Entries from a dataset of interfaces
◆ ◆ ◆ ◆ ◆
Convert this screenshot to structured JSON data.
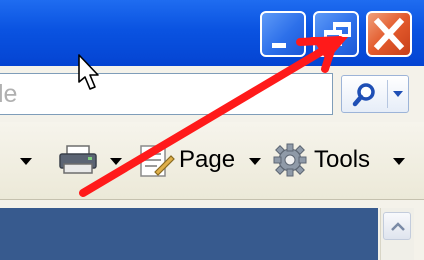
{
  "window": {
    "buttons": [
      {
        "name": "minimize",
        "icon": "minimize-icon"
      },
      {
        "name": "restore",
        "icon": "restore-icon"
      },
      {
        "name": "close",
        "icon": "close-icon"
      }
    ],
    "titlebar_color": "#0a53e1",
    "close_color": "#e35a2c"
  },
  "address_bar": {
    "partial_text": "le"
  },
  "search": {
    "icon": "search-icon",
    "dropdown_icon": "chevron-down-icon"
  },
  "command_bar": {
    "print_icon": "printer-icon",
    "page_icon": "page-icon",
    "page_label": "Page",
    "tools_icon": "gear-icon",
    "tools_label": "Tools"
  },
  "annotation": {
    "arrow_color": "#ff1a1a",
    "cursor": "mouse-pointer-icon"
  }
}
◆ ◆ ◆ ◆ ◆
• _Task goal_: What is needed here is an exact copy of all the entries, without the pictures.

• _Output_:
Convert this screenshot to structured JSON data.
{
  "window": {
    "buttons": [
      {
        "name": "minimize",
        "icon": "minimize-icon"
      },
      {
        "name": "restore",
        "icon": "restore-icon"
      },
      {
        "name": "close",
        "icon": "close-icon"
      }
    ],
    "titlebar_color": "#0a53e1",
    "close_color": "#e35a2c"
  },
  "address_bar": {
    "partial_text": "le"
  },
  "search": {
    "icon": "search-icon",
    "dropdown_icon": "chevron-down-icon"
  },
  "command_bar": {
    "print_icon": "printer-icon",
    "page_icon": "page-icon",
    "page_label": "Page",
    "tools_icon": "gear-icon",
    "tools_label": "Tools"
  },
  "annotation": {
    "arrow_color": "#ff1a1a",
    "cursor": "mouse-pointer-icon"
  }
}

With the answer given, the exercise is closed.